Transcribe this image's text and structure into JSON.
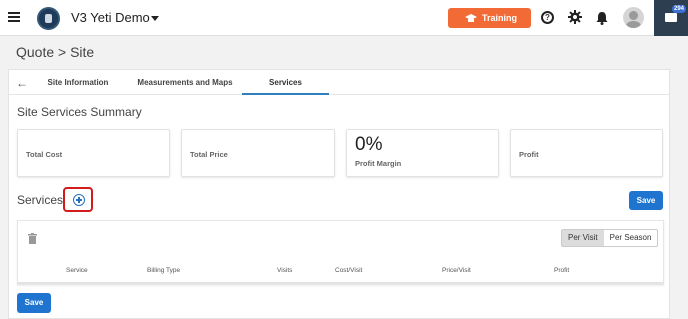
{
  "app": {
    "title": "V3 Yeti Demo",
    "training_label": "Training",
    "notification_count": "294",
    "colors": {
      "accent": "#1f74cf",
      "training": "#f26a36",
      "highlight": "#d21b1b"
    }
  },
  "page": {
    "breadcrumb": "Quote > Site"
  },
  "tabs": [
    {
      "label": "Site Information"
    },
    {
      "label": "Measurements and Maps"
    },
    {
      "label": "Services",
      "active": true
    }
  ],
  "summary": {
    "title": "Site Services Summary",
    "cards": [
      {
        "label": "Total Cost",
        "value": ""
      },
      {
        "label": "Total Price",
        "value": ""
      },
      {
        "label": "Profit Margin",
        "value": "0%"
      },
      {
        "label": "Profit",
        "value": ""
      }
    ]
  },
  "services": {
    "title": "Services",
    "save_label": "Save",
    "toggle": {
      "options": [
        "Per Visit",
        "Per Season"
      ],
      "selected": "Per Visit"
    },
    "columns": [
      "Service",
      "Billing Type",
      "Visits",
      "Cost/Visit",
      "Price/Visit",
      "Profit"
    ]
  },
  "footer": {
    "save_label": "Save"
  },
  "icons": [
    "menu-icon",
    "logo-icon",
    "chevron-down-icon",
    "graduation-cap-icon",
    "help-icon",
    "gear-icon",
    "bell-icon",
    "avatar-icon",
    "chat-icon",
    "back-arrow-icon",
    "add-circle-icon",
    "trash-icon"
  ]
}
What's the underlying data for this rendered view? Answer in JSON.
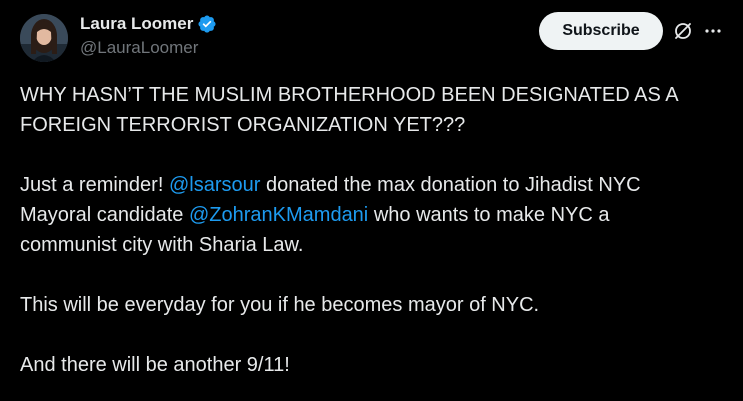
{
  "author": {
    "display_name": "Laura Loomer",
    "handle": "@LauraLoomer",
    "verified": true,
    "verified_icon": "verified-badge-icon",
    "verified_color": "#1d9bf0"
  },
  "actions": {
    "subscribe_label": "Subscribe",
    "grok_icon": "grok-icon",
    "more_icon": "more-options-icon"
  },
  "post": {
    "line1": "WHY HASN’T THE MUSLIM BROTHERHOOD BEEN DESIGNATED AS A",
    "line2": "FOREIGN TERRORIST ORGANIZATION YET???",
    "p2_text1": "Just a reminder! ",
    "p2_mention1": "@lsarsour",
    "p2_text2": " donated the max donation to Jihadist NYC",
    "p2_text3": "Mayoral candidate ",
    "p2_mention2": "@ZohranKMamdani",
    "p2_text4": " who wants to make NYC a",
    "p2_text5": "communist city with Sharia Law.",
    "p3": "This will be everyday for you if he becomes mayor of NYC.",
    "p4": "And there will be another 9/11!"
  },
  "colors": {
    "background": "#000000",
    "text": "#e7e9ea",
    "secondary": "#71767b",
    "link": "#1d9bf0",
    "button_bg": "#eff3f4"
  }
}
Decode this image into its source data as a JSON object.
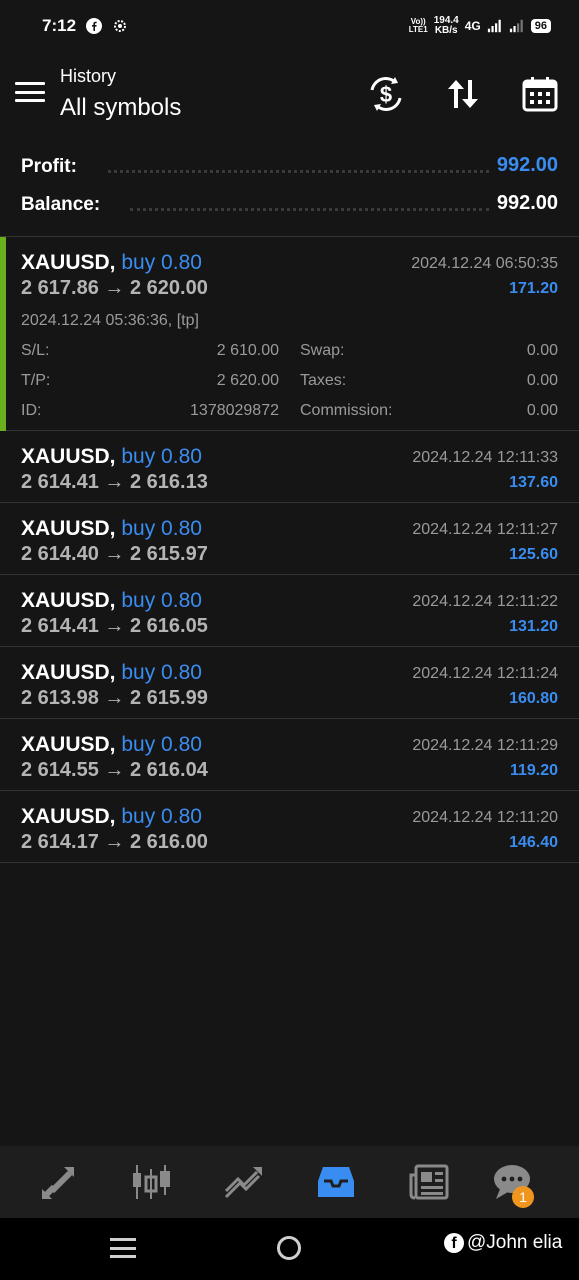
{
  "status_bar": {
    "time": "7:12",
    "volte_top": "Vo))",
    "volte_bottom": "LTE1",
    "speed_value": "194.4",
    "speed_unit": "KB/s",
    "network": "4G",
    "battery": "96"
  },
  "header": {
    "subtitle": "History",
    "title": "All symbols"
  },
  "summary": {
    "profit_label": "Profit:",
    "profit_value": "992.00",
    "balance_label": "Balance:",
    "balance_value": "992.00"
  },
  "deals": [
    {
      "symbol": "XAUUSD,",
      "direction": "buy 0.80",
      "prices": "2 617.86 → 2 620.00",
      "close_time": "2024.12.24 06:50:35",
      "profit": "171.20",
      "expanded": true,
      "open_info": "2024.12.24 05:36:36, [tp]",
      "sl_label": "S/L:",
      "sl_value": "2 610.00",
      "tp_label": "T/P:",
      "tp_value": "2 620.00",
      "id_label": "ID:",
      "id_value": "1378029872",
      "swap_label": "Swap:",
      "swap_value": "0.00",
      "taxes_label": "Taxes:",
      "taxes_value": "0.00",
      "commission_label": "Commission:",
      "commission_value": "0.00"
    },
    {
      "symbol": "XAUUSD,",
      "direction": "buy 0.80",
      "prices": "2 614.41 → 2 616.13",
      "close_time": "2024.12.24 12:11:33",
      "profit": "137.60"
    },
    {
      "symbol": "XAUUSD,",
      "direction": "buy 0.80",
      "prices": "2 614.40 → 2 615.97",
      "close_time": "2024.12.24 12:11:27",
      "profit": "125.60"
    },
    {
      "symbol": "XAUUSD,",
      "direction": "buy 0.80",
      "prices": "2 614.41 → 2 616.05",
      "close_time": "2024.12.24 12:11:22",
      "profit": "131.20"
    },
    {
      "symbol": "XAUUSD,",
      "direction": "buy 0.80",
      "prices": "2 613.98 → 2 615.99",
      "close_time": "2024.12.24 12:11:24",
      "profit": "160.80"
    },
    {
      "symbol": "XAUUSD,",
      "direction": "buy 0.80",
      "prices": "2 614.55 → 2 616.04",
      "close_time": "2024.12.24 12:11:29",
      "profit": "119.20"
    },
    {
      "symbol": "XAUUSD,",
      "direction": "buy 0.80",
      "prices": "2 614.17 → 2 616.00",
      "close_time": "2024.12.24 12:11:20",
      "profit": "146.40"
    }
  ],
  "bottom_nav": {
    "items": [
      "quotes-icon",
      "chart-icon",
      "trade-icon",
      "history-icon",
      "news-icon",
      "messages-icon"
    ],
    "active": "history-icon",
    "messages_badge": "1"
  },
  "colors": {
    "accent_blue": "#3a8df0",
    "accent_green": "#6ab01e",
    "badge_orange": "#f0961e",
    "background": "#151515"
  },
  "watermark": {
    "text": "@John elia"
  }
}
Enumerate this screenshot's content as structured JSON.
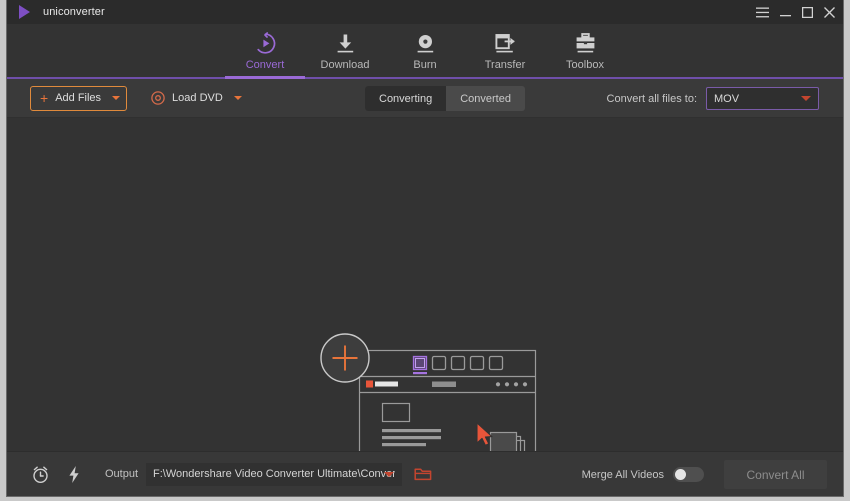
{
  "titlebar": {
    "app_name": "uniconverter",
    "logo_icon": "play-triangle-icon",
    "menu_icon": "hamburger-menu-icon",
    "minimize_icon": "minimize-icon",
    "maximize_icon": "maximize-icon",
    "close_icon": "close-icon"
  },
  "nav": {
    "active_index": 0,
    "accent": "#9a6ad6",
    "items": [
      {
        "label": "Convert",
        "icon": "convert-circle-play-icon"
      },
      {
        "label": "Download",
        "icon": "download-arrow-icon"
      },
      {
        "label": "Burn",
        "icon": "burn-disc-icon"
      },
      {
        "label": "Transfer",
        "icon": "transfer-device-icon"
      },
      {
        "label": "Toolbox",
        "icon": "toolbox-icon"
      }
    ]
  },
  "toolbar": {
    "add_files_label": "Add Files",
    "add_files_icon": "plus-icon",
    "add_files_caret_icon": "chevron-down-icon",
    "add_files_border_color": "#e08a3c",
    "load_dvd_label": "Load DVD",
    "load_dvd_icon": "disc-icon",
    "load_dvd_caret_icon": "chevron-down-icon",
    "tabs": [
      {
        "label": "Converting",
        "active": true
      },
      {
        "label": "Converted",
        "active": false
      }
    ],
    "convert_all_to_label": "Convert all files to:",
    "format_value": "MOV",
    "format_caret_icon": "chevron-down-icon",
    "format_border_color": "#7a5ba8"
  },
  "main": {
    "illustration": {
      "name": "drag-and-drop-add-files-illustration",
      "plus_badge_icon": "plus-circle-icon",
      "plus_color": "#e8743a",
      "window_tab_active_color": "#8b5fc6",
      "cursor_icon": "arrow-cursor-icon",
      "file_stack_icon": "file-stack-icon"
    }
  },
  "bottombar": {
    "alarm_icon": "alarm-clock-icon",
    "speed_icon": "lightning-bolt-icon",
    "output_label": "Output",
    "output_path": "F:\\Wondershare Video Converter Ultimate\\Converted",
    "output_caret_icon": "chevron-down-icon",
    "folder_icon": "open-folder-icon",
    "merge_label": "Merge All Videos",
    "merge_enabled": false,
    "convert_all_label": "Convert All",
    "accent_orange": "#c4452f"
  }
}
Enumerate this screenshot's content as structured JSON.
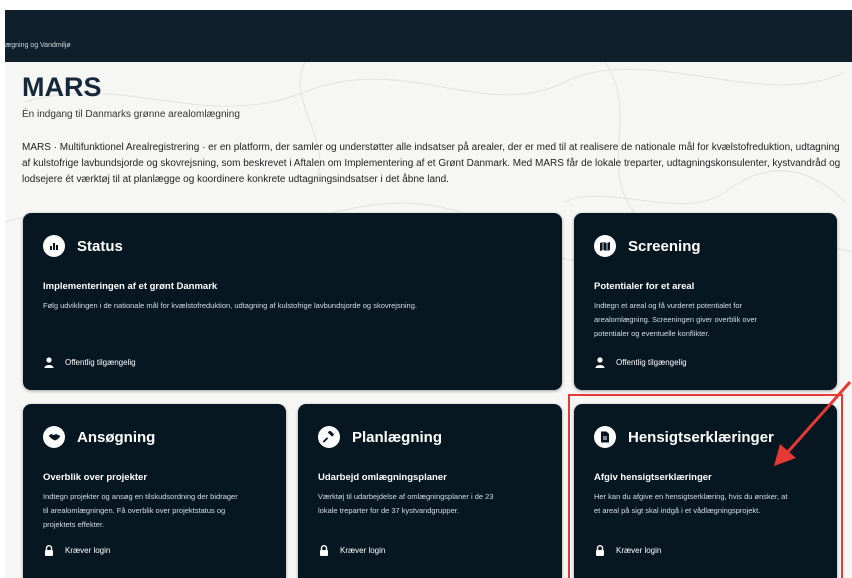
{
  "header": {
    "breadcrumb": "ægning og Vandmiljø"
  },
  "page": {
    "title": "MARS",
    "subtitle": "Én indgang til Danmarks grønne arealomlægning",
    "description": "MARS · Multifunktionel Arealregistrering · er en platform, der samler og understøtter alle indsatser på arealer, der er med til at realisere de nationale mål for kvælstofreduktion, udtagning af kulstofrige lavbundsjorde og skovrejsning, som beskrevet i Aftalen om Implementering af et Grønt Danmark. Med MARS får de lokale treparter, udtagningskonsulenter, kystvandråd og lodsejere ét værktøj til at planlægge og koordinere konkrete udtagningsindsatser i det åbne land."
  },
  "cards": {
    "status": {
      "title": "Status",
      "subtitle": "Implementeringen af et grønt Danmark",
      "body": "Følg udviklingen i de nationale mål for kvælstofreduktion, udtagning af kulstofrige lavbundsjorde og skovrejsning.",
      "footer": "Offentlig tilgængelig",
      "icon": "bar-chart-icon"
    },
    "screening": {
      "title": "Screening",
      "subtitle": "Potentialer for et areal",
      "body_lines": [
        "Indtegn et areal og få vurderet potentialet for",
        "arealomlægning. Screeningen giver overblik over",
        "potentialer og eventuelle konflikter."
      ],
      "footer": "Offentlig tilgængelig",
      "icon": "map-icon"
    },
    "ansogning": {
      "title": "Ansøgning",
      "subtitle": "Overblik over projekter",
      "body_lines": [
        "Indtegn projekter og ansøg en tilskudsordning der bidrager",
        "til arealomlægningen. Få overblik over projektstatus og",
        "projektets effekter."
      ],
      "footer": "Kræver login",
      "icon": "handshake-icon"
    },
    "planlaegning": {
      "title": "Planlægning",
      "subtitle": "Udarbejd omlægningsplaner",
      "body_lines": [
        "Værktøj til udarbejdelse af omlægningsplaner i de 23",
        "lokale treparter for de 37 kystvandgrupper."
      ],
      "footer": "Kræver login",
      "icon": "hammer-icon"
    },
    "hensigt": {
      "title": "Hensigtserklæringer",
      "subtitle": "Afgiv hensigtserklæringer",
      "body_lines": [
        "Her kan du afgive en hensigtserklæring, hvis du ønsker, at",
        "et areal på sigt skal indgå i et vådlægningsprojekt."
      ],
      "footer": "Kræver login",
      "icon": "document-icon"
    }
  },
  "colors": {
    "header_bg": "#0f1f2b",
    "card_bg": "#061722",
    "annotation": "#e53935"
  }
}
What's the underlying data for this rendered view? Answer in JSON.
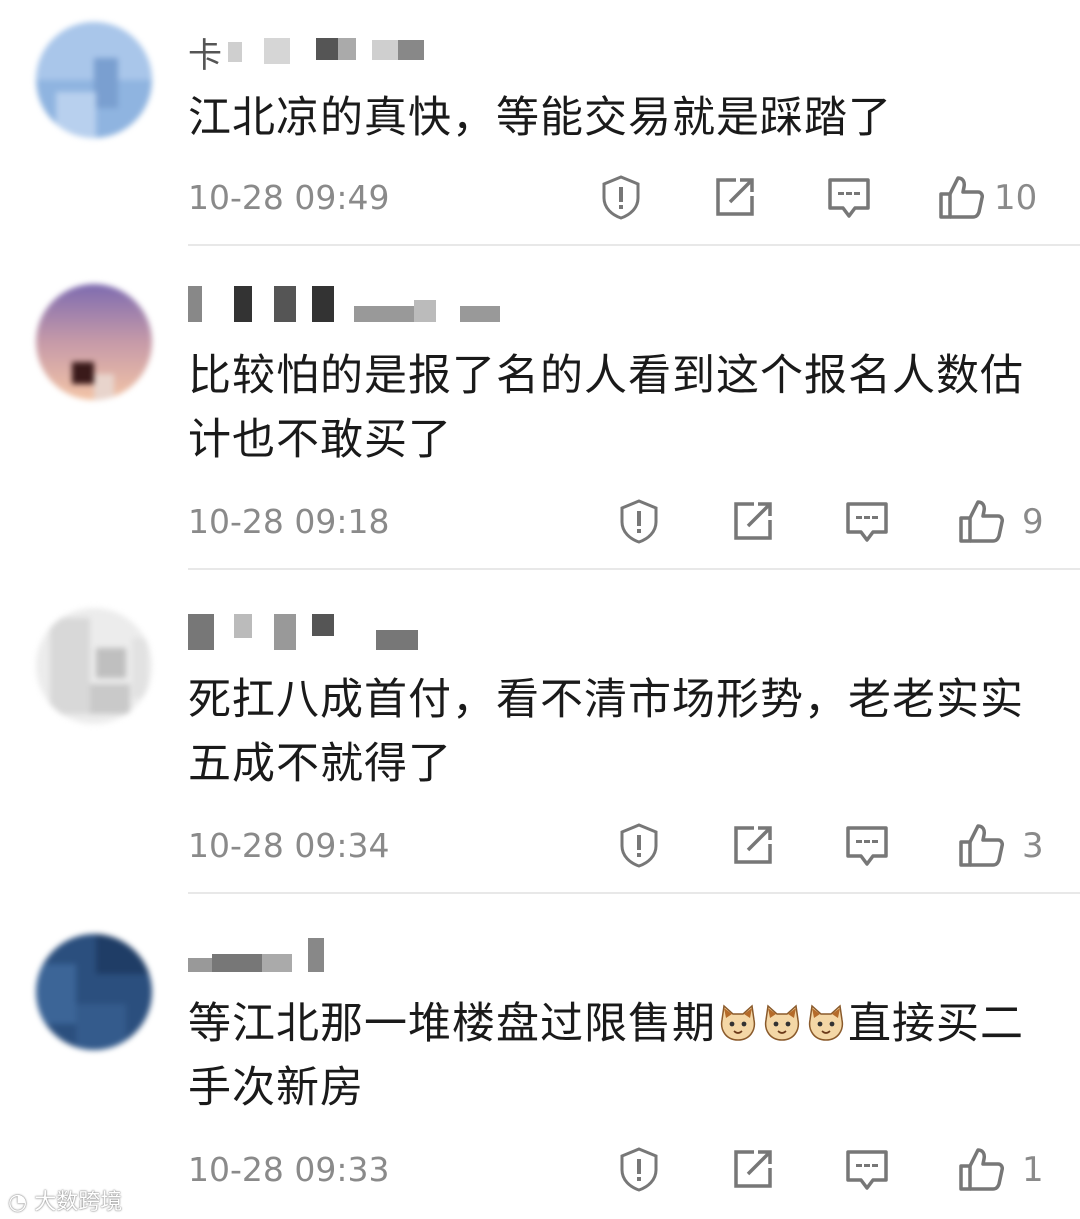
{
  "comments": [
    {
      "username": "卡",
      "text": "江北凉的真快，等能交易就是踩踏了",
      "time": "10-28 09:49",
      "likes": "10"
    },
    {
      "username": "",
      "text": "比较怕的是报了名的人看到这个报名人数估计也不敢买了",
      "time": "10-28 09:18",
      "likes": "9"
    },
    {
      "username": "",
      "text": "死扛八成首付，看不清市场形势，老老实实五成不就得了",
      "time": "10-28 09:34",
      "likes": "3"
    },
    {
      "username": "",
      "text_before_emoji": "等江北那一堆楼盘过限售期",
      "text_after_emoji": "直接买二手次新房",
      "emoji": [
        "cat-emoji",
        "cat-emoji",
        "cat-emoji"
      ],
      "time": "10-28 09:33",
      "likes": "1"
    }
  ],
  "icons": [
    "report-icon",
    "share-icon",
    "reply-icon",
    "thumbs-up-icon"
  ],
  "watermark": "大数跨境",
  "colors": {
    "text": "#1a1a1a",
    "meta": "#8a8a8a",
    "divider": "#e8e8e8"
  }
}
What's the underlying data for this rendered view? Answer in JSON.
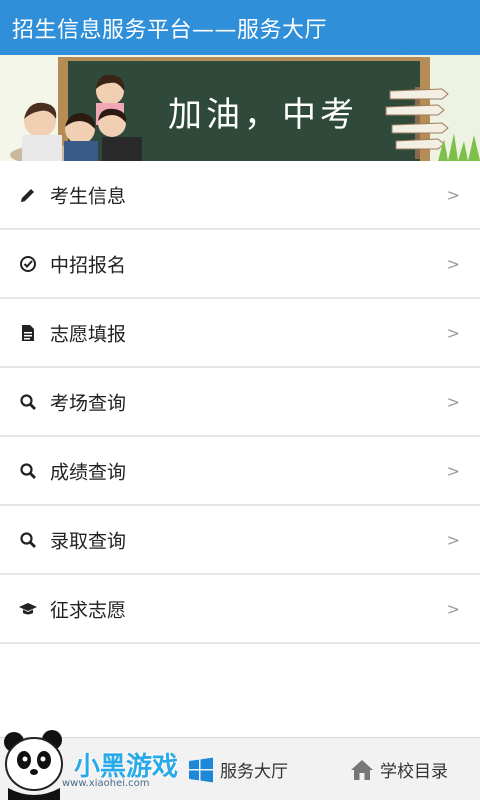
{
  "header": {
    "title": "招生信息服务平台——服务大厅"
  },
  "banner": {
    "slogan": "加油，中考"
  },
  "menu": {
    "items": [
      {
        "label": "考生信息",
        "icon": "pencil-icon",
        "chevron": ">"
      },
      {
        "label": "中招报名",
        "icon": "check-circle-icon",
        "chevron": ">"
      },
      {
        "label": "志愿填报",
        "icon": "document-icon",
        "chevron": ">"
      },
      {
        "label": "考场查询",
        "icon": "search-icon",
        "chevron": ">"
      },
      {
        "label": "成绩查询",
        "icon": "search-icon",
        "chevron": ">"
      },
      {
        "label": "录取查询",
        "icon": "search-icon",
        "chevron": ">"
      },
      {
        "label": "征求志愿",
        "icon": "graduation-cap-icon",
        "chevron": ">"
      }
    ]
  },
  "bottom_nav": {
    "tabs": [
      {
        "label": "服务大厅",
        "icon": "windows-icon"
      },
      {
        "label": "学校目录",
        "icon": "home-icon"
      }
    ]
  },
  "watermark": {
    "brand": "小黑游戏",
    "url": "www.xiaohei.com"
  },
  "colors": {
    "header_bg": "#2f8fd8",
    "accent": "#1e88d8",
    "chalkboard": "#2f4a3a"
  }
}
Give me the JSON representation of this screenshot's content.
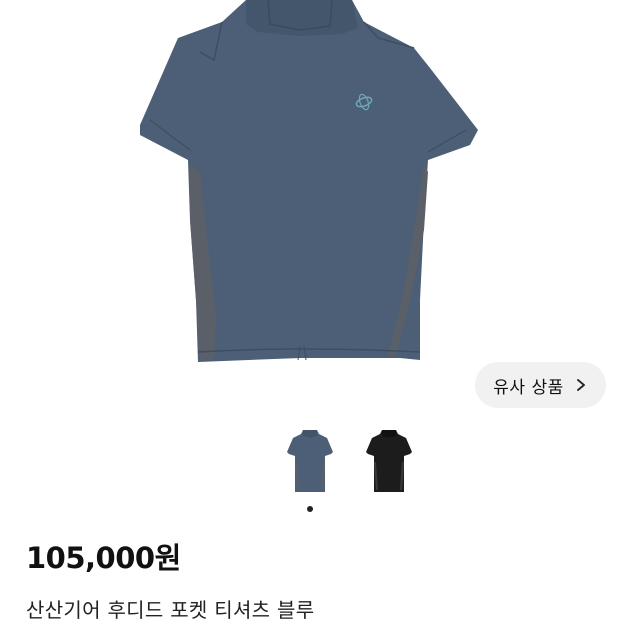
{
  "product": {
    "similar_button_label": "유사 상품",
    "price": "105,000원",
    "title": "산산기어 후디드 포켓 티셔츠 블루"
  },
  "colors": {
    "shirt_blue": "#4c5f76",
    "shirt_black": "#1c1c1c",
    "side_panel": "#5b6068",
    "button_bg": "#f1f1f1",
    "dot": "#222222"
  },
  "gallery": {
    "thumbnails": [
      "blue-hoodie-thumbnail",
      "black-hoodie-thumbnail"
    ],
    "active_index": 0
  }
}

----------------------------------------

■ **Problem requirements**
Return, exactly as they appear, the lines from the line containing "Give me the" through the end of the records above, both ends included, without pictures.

■ **Result of the task**
Give me the JSON representation of this screenshot's content.
{
  "product": {
    "similar_button_label": "유사 상품",
    "price": "105,000원",
    "title": "산산기어 후디드 포켓 티셔츠 블루"
  },
  "colors": {
    "shirt_blue": "#4c5f76",
    "shirt_black": "#1c1c1c",
    "side_panel": "#5b6068",
    "button_bg": "#f1f1f1",
    "dot": "#222222"
  },
  "gallery": {
    "thumbnails": [
      "blue-hoodie-thumbnail",
      "black-hoodie-thumbnail"
    ],
    "active_index": 0
  }
}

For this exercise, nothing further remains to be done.